MCD gathered a large number of domestic and foreign scientists to work on helping coastal citizens improve coastal community livelihoods.
VOV: How do local people and authorities respond to climate change?
I think that citizens realise the potential impacts of climate change and sea level rises on their living conditions and socio-economic development. Traditional cultivation methods could be rendered obsolete. Salt water penetrates deeply and water shortages, serious droughts, and floods could occur. Gradual sea level rises also create seriously damaging landslides.
Some local leaders have yet to properly grasp the threat posed by climate change.

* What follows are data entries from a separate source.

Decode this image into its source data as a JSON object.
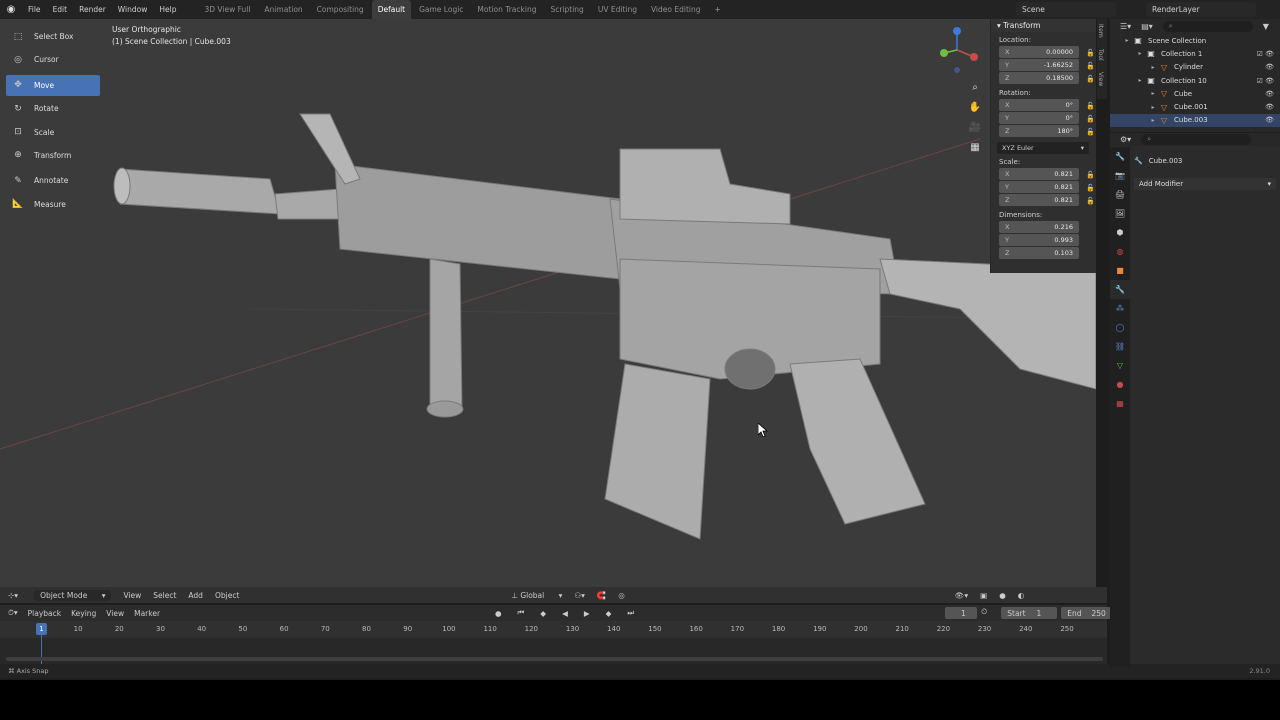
{
  "topbar": {
    "menu": [
      "File",
      "Edit",
      "Render",
      "Window",
      "Help"
    ],
    "workspaces": [
      "3D View Full",
      "Animation",
      "Compositing",
      "Default",
      "Game Logic",
      "Motion Tracking",
      "Scripting",
      "UV Editing",
      "Video Editing"
    ],
    "active_workspace": "Default",
    "add_workspace": "+",
    "scene": "Scene",
    "view_layer": "RenderLayer"
  },
  "viewport": {
    "view_name": "User Orthographic",
    "collection_info": "(1) Scene Collection | Cube.003"
  },
  "toolbar": {
    "tools": [
      {
        "label": "Select Box",
        "icon": "select-box-icon"
      },
      {
        "label": "Cursor",
        "icon": "cursor-icon"
      },
      {
        "label": "Move",
        "icon": "move-icon",
        "active": true
      },
      {
        "label": "Rotate",
        "icon": "rotate-icon"
      },
      {
        "label": "Scale",
        "icon": "scale-icon"
      },
      {
        "label": "Transform",
        "icon": "transform-icon"
      },
      {
        "label": "Annotate",
        "icon": "annotate-icon"
      },
      {
        "label": "Measure",
        "icon": "measure-icon"
      }
    ]
  },
  "npanel": {
    "title": "Transform",
    "location_label": "Location:",
    "location": {
      "x": "0.00000",
      "y": "-1.66252",
      "z": "0.18500"
    },
    "rotation_label": "Rotation:",
    "rotation": {
      "x": "0°",
      "y": "0°",
      "z": "180°"
    },
    "rotation_mode": "XYZ Euler",
    "scale_label": "Scale:",
    "scale": {
      "x": "0.821",
      "y": "0.821",
      "z": "0.821"
    },
    "dimensions_label": "Dimensions:",
    "dimensions": {
      "x": "0.216",
      "y": "0.993",
      "z": "0.103"
    },
    "tabs": [
      "Item",
      "Tool",
      "View"
    ]
  },
  "viewport_header": {
    "mode": "Object Mode",
    "menus": [
      "View",
      "Select",
      "Add",
      "Object"
    ],
    "orientation": "Global"
  },
  "timeline": {
    "menus": [
      "Playback",
      "Keying",
      "View",
      "Marker"
    ],
    "current_frame": "1",
    "start_label": "Start",
    "start": "1",
    "end_label": "End",
    "end": "250",
    "playhead": "1",
    "ticks": [
      "10",
      "20",
      "30",
      "40",
      "50",
      "60",
      "70",
      "80",
      "90",
      "100",
      "110",
      "120",
      "130",
      "140",
      "150",
      "160",
      "170",
      "180",
      "190",
      "200",
      "210",
      "220",
      "230",
      "240",
      "250"
    ]
  },
  "status": {
    "left": "Axis Snap",
    "version": "2.91.0"
  },
  "outliner": {
    "rows": [
      {
        "label": "Scene Collection",
        "depth": 0,
        "icon": "collection-icon"
      },
      {
        "label": "Collection 1",
        "depth": 1,
        "icon": "collection-icon",
        "toggles": "☑ 👁"
      },
      {
        "label": "Cylinder",
        "depth": 2,
        "icon": "mesh-icon",
        "toggles": "👁"
      },
      {
        "label": "Collection 10",
        "depth": 1,
        "icon": "collection-icon",
        "toggles": "☑ 👁"
      },
      {
        "label": "Cube",
        "depth": 2,
        "icon": "mesh-icon",
        "toggles": "👁"
      },
      {
        "label": "Cube.001",
        "depth": 2,
        "icon": "mesh-icon",
        "toggles": "👁"
      },
      {
        "label": "Cube.003",
        "depth": 2,
        "icon": "mesh-icon",
        "toggles": "👁",
        "selected": true
      }
    ]
  },
  "properties": {
    "object_name": "Cube.003",
    "add_modifier": "Add Modifier"
  },
  "colors": {
    "accent": "#4772b3",
    "viewport_bg": "#3b3b3b",
    "x_axis": "#c84c4c",
    "y_axis": "#6fbf3f",
    "z_axis": "#3e7bd9"
  }
}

Many people simply consign it to the future.
To raise awareness, more seminars and training courses should be held.
VOV: What measures have been devised to help improve public awareness on climate change and sea level rises?
Mr Cu: The Government has launched project 373 to disseminate on sustainable sea and island development.
We implemented 11 sub-projects working closely with localities to build data, publish informative posters and guidelines, and organise training courses on coping with climate change and sea level rises.
VOV: How will management agencies, especially the General Department of Vietnam Sea and Islands, work with localities to improve public awareness on climate change?
Mr Cu: In addition to closely coordinating with ministries, departments, localities, and non-governmental organisations, the general department has urged its chapters to fulfill their assigned roles.
First, they must effectively implement the Management Marine Coastline National Program in the north-central and south-central coastal provinces before extending it north and south.
Second, the department will help localities establish groups formed by local youth to disseminate information on using natural resources efficiently and protecting sea and island environments. The long term, Vietnam should legislate the responsibility of citizens for protecting the nation’s coastal environment.
VOV: Thank you very much.